= TRY IT =
Return the listing verbatim, images left out.

= DATA IN THIS EXERCISE =
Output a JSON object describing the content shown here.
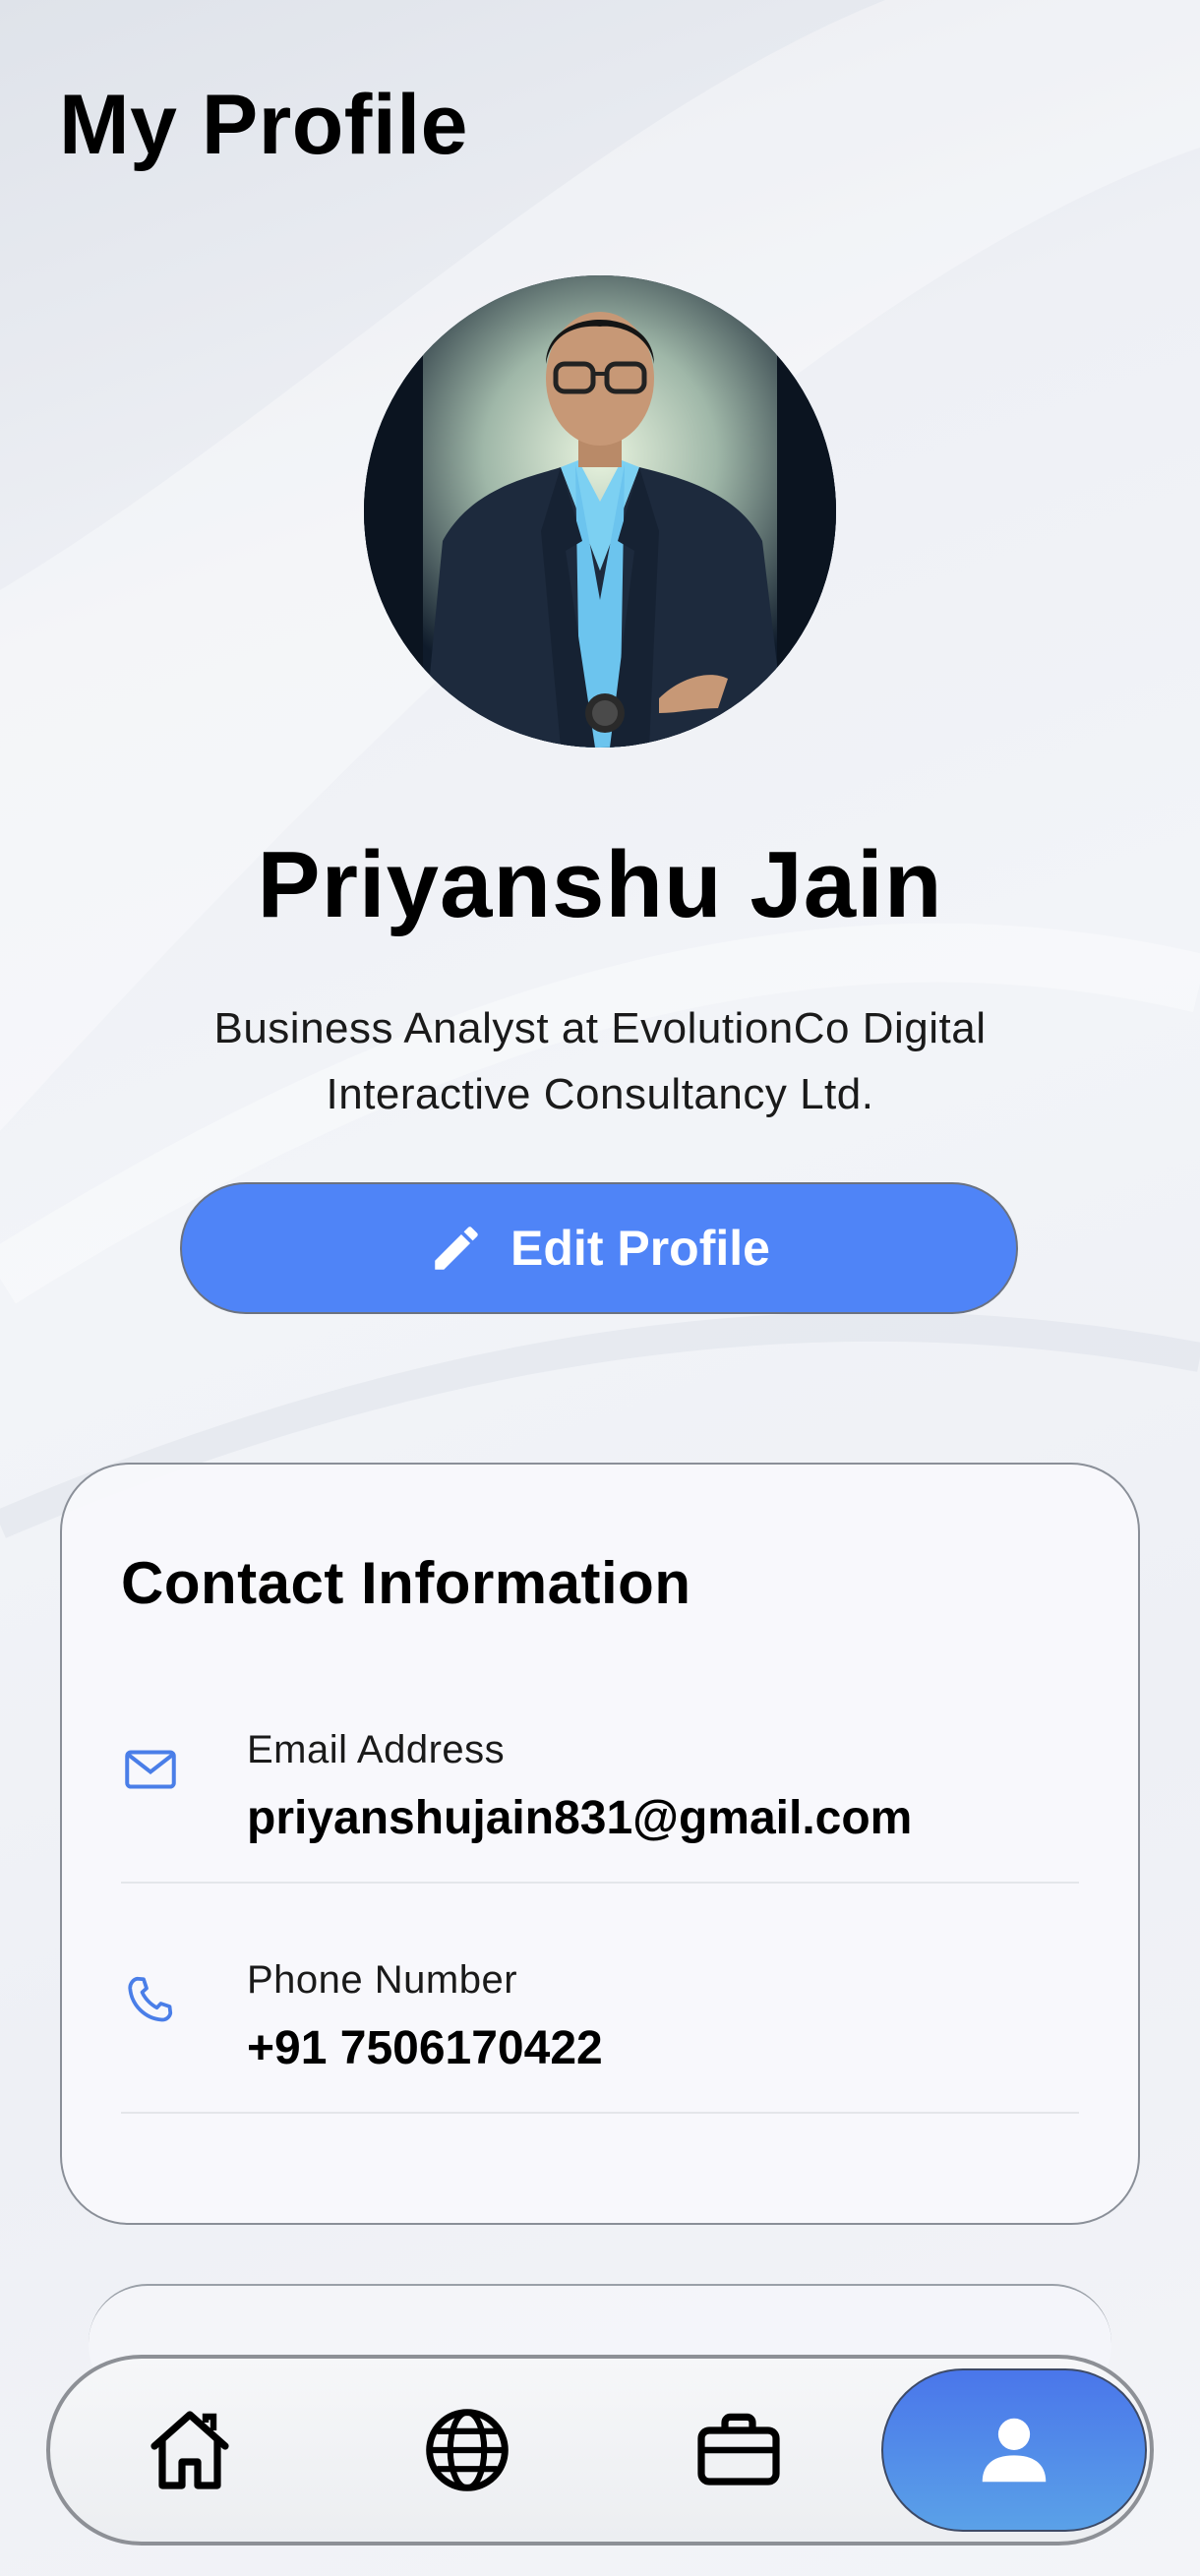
{
  "header": {
    "title": "My Profile"
  },
  "profile": {
    "name": "Priyanshu Jain",
    "bio": "Business Analyst at EvolutionCo Digital Interactive Consultancy Ltd.",
    "edit_label": "Edit Profile"
  },
  "contact": {
    "title": "Contact Information",
    "items": [
      {
        "icon": "mail-icon",
        "label": "Email Address",
        "value": "priyanshujain831@gmail.com"
      },
      {
        "icon": "phone-icon",
        "label": "Phone Number",
        "value": "+91 7506170422"
      }
    ]
  },
  "tabbar": {
    "tabs": [
      {
        "icon": "home-icon",
        "active": false
      },
      {
        "icon": "globe-icon",
        "active": false
      },
      {
        "icon": "briefcase-icon",
        "active": false
      },
      {
        "icon": "user-icon",
        "active": true
      }
    ]
  },
  "colors": {
    "accent": "#4f84f7",
    "active_tab_gradient_top": "#4a76ea",
    "active_tab_gradient_bottom": "#5aa1e8",
    "icon_blue": "#4a7ee8"
  }
}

= RESULT OF THE TASK =
Output a JSON object describing the content shown here.
{
  "header": {
    "title": "My Profile"
  },
  "profile": {
    "name": "Priyanshu Jain",
    "bio": "Business Analyst at EvolutionCo Digital Interactive Consultancy Ltd.",
    "edit_label": "Edit Profile"
  },
  "contact": {
    "title": "Contact Information",
    "items": [
      {
        "icon": "mail-icon",
        "label": "Email Address",
        "value": "priyanshujain831@gmail.com"
      },
      {
        "icon": "phone-icon",
        "label": "Phone Number",
        "value": "+91 7506170422"
      }
    ]
  },
  "tabbar": {
    "tabs": [
      {
        "icon": "home-icon",
        "active": false
      },
      {
        "icon": "globe-icon",
        "active": false
      },
      {
        "icon": "briefcase-icon",
        "active": false
      },
      {
        "icon": "user-icon",
        "active": true
      }
    ]
  },
  "colors": {
    "accent": "#4f84f7",
    "active_tab_gradient_top": "#4a76ea",
    "active_tab_gradient_bottom": "#5aa1e8",
    "icon_blue": "#4a7ee8"
  }
}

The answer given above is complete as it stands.